Depending on the extent of your condition, Dr. Hecht may utilize conservative treatments options, such as lifestyle modification (weight loss exercises, swimming or cycling exercises).  Some patients also find benefit from minimizing those activities which aggravate their conditions–such as climbing stairs. Furthermore, Dr. Hecht may recommend exercise to increase your range of motion, supportive devices (such as a cane, orthotics, or braces), anti-inflammatory drug therapies or viscosupplementation which provides new joint fluid to the knee joint.

Tips for Healthy Joints

  • One of the best ways to avoid or reduce joint discomfort is to lose excess body weight. Less weight equals less stress on your joints.
  • Be sure to get adequate amounts of vitamin C and calcium. Vitamin C is necessary to for the formation of collagen that supports joint tissue. Calcium helps build strong bones, which reduces stress on joints.
  • Stretching and strengthening activities can help maintain your range of motion, build muscle and promote flexibility. Some activities to consider include gardening, walking, bicycling and swimming. Talk with your physician about which exercises are right for you.
  • Keep moving. Sitting or standing all day can cause joint stiffness. When possible, alternate between these two positions, ideally every 30 minutes.
  • Remember to warm up and cool down every time you exercise to prevent injury and promote flexibility.
  • Exercise in groups.

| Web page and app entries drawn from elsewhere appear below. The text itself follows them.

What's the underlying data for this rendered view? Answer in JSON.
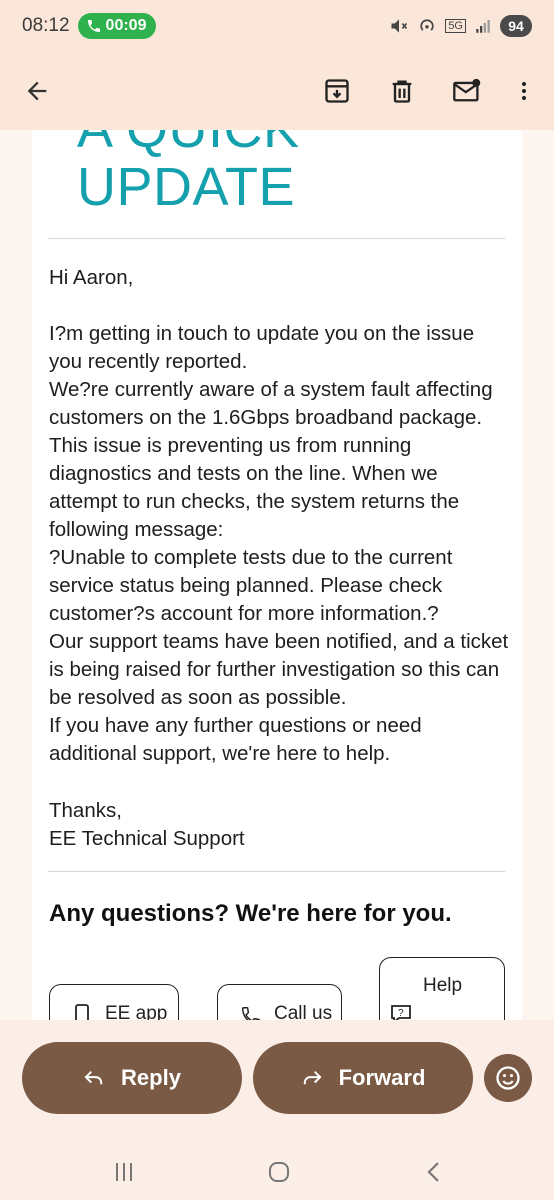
{
  "status_bar": {
    "time": "08:12",
    "call_timer": "00:09",
    "network": "5G",
    "battery": "94"
  },
  "app_bar": {
    "icons": [
      "back-arrow-icon",
      "archive-icon",
      "trash-icon",
      "mark-unread-icon",
      "more-vert-icon"
    ]
  },
  "email": {
    "hero_title_line1": "A QUICK",
    "hero_title_line2": "UPDATE",
    "greeting": "Hi Aaron,",
    "paragraphs": [
      "I?m getting in touch to update you on the issue you recently reported.",
      "We?re currently aware of a system fault affecting customers on the 1.6Gbps broadband package. This issue is preventing us from running diagnostics and tests on the line. When we attempt to run checks, the system returns the following message:",
      "?Unable to complete tests due to the current service status being planned. Please check customer?s account for more information.?",
      "Our support teams have been notified, and a ticket is being raised for further investigation so this can be resolved as soon as possible.",
      "If you have any further questions or need additional support, we're here to help."
    ],
    "signoff": "Thanks,",
    "signature": "EE Technical Support",
    "questions_title": "Any questions? We're here for you.",
    "contact_buttons": {
      "ee_app": "EE app",
      "call_us": "Call us",
      "help": "Help"
    }
  },
  "actions": {
    "reply": "Reply",
    "forward": "Forward"
  },
  "colors": {
    "accent_teal": "#14a0ad",
    "action_brown": "#7a5a45",
    "call_green": "#2fb14d"
  }
}
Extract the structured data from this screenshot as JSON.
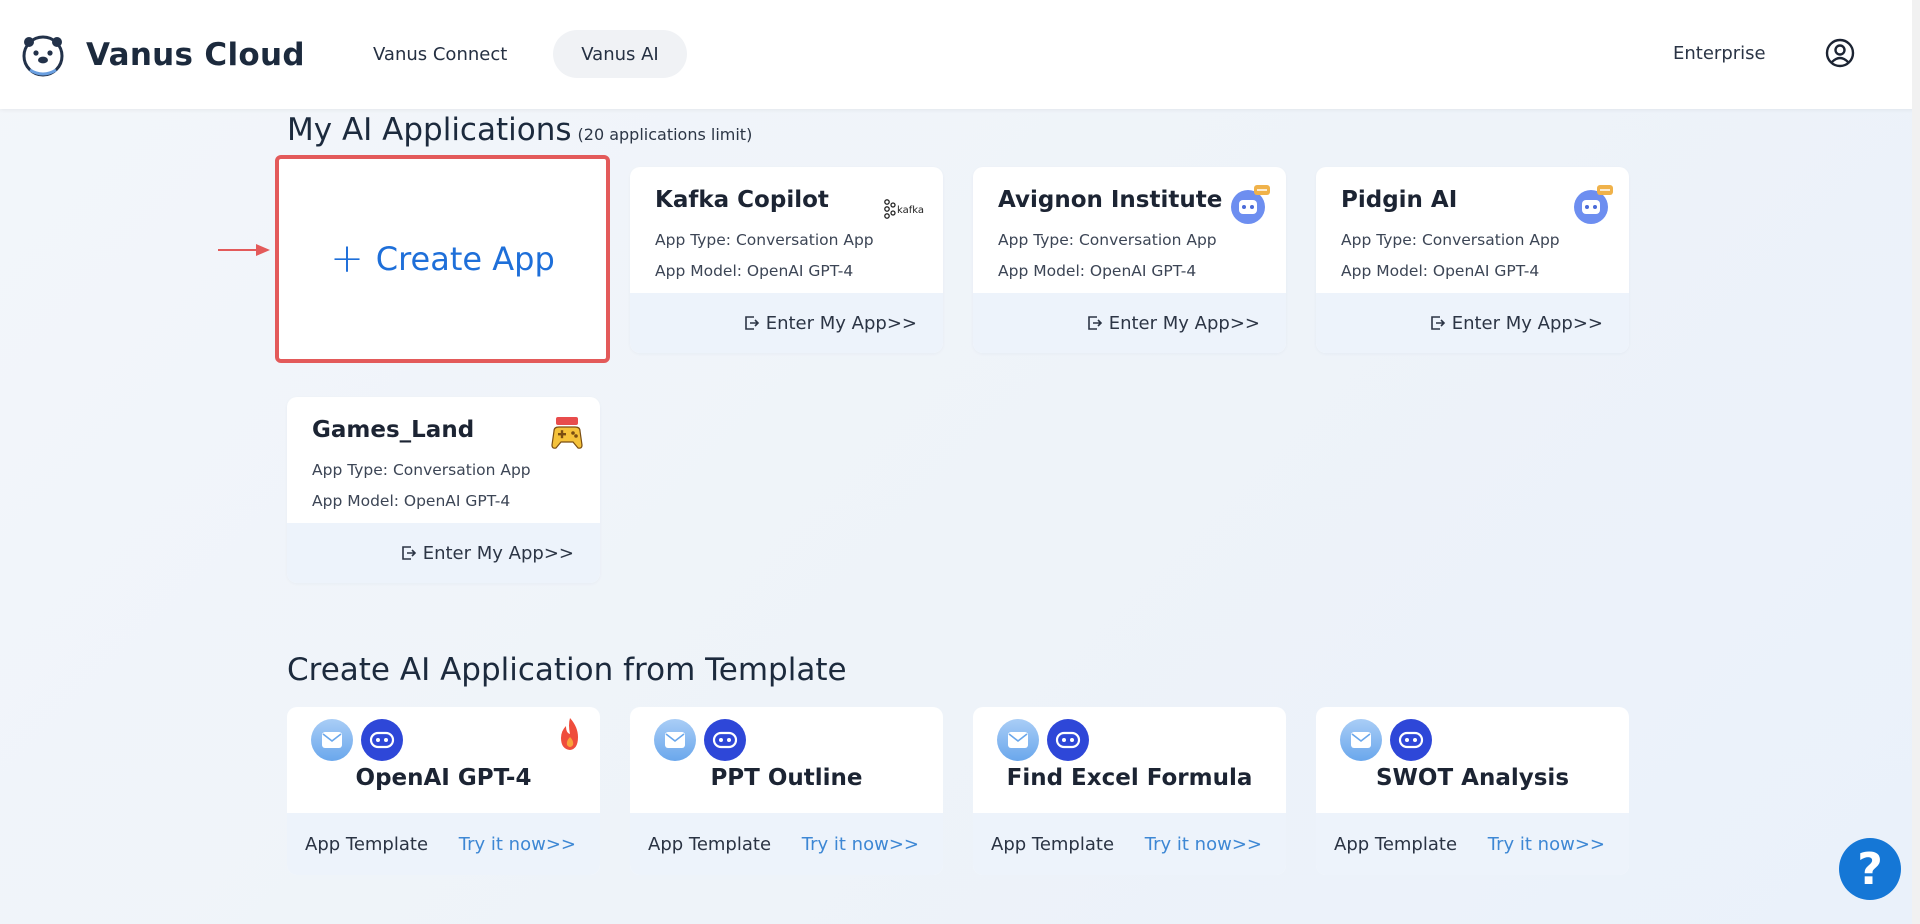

It’s motivating, it’s social, and it builds self-esteem as you accomplish your goals together.

If you’re having a hard time staying motivated to exercise regularly, consider adding music to your routine. Purchase a portable music player and bring along the tunes while you walk, jog, etc.